  • has some interesting stats/graphs on pitch and strike zones and you can dial up individual games/pitchers. I'd love to see some comments from readers who can interpret this better than I can. I thought the Ump was really inconsistent with a very wide zone. Does this info seem to match up with my eyeball perception? Also, looking at the graphs, Lackey was not throwing as many pitches below the K-zone (certainly more above) while Lester was clearly getting his pitches down and not many above.

  • As I was fearing in my post yesterday, Maddon keeps trotting Strop out against the Redbirds and he constantly fails. I understand the psychology behind this, but in a series where there is a finite lock on who moves on, why does he keep riding the wrong horse?

  • AZ Phil: Agree, this must have been a really fun game to watch. There was a lot of base stealing going on. Are the pitchers not holding runners or is the catching still a work in progress?

  • Cuzzi has long been known as having the biggest strike zone among all umpires.

  • AZ Phil, give me a scouting report on Chris Pieters since he has become a 1B/OF.

  • I think it's probably hard to adjust to an ump's zone mid-game, as least for hitters. Pitchers can locate to an ump's zone, but hitters have minimal time to react.

    But, whatever. Umps are going to miss calls.

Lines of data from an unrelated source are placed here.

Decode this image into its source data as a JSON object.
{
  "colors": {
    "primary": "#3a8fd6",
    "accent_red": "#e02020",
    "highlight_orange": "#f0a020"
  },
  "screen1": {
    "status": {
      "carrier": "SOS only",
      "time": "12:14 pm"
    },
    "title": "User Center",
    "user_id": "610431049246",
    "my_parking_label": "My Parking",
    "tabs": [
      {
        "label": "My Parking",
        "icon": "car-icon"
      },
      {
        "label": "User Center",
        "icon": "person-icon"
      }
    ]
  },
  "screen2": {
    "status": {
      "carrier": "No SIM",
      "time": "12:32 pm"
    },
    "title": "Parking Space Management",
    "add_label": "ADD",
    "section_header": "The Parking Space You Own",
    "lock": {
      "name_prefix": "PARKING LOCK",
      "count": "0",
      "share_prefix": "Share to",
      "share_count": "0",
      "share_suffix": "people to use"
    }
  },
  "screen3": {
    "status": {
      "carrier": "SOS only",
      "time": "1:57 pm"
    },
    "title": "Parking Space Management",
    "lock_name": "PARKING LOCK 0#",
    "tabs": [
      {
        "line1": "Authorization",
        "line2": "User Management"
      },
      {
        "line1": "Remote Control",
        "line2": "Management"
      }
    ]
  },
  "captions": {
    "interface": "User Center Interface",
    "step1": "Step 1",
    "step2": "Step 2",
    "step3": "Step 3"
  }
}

Let's beat up on the non-Lackey starters.

  • Watched a little of Mets-Dodgers.

    Jason deGrom -- oh, my.

  • Cubs 3-4-5 hitters are 0-21 so far in the post-season.

    Let's change that in a big effin' way tomorrow, boys.